THE BRITISH supercar maker McLaren has urged the UK government and car industry to make further progress developing weight-saving technologies and measures.
Speaking at a recent industry summit, McLaren CEO Mike Flewitt called for car makers to ditch the obsession with increasing power and complexity, in favour of measures that reduce weight and increase efficiency.
According to Flewitt: “We now have a fantastic opportunity for the UK to be at the very forefront of a new automotive ‘weight race’ that can help achieve increasingly tough environmental targets.”
He added: “It is clear to us that to be successful in lightweighting, industry and Government need to continue to work closely to ensure we all capitalise on the benefits for the sector”.
Though McLaren’s product portfolio contrasts somewhat with the desire to ditch the emphasis on big power numbers, it does also balance that out through an emphasis on lightweight materials.
For example, though the 789bhp McLaren Senna has the most powerful combustion engine installed in a McLaren road car to date, the extreme hypercar is also extensively fashioned from carbon fibre, to the point where its doors weigh less than 10kg each.

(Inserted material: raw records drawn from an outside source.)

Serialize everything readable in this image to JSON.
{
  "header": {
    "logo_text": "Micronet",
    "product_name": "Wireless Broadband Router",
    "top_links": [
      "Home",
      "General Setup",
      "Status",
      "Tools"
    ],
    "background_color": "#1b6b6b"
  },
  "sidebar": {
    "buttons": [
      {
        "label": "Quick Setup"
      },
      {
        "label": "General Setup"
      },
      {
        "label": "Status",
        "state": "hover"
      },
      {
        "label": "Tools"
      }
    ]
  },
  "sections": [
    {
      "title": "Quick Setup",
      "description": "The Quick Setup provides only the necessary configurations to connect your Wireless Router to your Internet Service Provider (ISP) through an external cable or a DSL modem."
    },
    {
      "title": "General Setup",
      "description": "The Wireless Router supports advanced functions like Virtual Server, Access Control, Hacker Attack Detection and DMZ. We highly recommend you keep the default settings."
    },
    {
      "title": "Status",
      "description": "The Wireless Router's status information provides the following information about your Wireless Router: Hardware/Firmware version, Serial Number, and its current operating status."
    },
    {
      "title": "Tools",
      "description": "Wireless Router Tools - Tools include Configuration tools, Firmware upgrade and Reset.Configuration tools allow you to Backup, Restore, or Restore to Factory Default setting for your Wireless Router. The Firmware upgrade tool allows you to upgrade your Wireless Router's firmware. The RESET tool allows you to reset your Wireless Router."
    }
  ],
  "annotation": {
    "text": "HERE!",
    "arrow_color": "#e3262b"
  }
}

While not perhaps as long running as McLaren’s dedication to carbon fibre, other car manufacturers in the UK are making headway in reducing the weight of their cars.
Weight-trimming methods are expected to emerge from Aston Martin’s partnership with Red Bull Advanced Technologies, and car makers such as Rolls-Royce, Jaguar, Land Rover and Bentley have all made further use of materials such as aluminium in their more recent offerings.